While not an academic treatise on fear and its effects, Unafraid is well-researched and Hamilton is quick to suggest additional resources for further study. The book serves as an introduction for understanding many different fears, examining some of the pertinent facts in a new light, and finding a helpful guide to move forward. He discusses things such as the societal issues that we hear on the media, the personal fears of not being good enough, the fear of the unknown or the future, and fears of aging and physical health. The sheer number of fears from diverse categories ensures that everyone reading will be able to find a place where they most readily connect.
Hamilton has a way of moving the reader from being a dispassionate observer to an active participant in wrestling with their own fears. As he began to discuss the fears of displeasing others and of failure, I found myself making this transition and becoming introspective. The way he described each fear made me respond with a nod of agreement and a “Yep, that’s how it is.” In his section on the fear of failure he examines one of the root causes. He says, “A culture that makes success or at least the appearance of it the only option for everyone … exacts a steep cost: if you don’t succeed, you’re often left feeling that you are a loser.” (86) Indeed, this mentality of success and what it looks like resonated with me and had me reexamining how my fear of failure can restrict me from reaching my potential. Through personal experiences and scripture, Hamilton goes on to share ways of overcoming this fear.

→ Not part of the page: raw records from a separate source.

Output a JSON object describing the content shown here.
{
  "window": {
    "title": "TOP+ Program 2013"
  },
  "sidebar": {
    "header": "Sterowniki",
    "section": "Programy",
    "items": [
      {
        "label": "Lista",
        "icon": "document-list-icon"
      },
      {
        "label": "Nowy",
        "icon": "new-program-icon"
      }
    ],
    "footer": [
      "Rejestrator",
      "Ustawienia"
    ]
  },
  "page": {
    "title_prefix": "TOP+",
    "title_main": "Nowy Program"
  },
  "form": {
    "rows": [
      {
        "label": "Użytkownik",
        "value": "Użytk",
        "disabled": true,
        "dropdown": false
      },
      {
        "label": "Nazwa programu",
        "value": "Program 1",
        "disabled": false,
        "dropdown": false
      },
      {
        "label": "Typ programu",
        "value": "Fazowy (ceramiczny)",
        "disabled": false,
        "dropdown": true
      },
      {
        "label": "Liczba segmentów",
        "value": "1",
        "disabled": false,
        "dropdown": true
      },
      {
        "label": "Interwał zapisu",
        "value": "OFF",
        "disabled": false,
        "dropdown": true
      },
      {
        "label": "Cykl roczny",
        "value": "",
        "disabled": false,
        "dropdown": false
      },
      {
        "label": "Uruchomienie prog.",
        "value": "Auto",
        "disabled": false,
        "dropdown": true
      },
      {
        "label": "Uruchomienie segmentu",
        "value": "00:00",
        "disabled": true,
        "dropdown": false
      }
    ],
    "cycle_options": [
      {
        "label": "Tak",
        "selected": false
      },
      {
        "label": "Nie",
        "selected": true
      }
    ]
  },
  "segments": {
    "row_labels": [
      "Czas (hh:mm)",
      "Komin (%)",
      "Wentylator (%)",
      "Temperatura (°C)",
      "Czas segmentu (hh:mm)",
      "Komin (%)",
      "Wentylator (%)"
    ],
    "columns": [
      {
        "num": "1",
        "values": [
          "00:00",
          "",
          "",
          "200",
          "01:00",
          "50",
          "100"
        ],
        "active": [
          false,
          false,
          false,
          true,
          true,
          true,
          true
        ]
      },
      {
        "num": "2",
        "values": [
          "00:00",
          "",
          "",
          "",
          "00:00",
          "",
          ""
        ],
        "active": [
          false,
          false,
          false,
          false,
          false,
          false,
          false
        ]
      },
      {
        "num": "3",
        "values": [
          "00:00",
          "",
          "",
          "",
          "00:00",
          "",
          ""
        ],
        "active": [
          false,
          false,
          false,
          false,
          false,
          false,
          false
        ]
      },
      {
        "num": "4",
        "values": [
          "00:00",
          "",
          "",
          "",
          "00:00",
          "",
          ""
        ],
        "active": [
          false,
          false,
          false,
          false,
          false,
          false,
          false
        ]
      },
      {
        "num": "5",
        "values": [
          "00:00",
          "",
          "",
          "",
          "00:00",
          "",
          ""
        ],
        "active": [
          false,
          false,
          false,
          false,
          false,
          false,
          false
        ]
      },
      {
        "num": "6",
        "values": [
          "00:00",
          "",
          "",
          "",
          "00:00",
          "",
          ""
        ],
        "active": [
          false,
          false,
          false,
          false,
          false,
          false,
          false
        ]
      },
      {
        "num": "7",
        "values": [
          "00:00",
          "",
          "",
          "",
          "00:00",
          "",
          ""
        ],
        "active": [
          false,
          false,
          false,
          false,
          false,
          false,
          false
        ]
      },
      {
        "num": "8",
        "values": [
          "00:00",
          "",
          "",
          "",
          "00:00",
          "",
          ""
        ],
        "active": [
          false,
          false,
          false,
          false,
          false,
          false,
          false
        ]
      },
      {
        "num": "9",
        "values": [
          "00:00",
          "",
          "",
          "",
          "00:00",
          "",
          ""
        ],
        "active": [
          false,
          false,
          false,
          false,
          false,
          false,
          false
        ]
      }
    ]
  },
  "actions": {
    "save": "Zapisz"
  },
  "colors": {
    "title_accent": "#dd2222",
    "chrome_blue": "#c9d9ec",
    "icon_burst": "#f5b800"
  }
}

The book succeeds in its purpose of helping people address their fears and demonstrating the usefulness of the acronym mentioned above. Hamilton examines so many fears that one would expect it to feel redundant after a while, yet he manages, through unique stories and proper exegesis of scripture, to keep the reader engaged throughout the entirety of the book. The brevity of each chapter, however, hampers his ability to offer adequate solutions to each fear. At times his applications boil down to simple phrases which can come across as being overly simplistic or as obvious platitudes that sound good but are in practice far more difficult. This is, of course, the difficulty of finding practical applications that fit a wide variety of audiences in a short, pithy way.
We live in a world where fear is rampant even though we live at a time when we are safer than any time previous. The causes for this are numerous from fake news to the media to the way that social media is being used. All of this requires a response from leaders in our country to address fear and to speak life. Hamilton offers his response to fear in his book Unafraid and offers courage and hope. While the book is certainly not the definitive conversation on fear, it does serve as a great starting point for living with hope and courage. It invites readers to examine their fears, do the proper research, and come up with solid plans of action for the future. As a pastor, I find this as a helpful resource in addressing the fears of my congregation. It has created a deeper understanding of the fear of others whose experience differs from mine and that perhaps is reason enough to read it.
Ryan Johnson currently serves as a Campus Pastor at CrossPoint UMC in Harrisburg, PA. He enjoys reading, being outside, and traveling with his wonderful wife. He also keeps a blog at https://muddlingspirituality.wordpress.com/
C. Christopher Smith is the founding editor of The Englewood Review of Books. He is also author of a number of books, including most recently How the Body of Christ Talks: Recovering the Practice of Conversation in the Church (Brazos Press, 2019). Connect with him online at: C-Christopher-Smith.com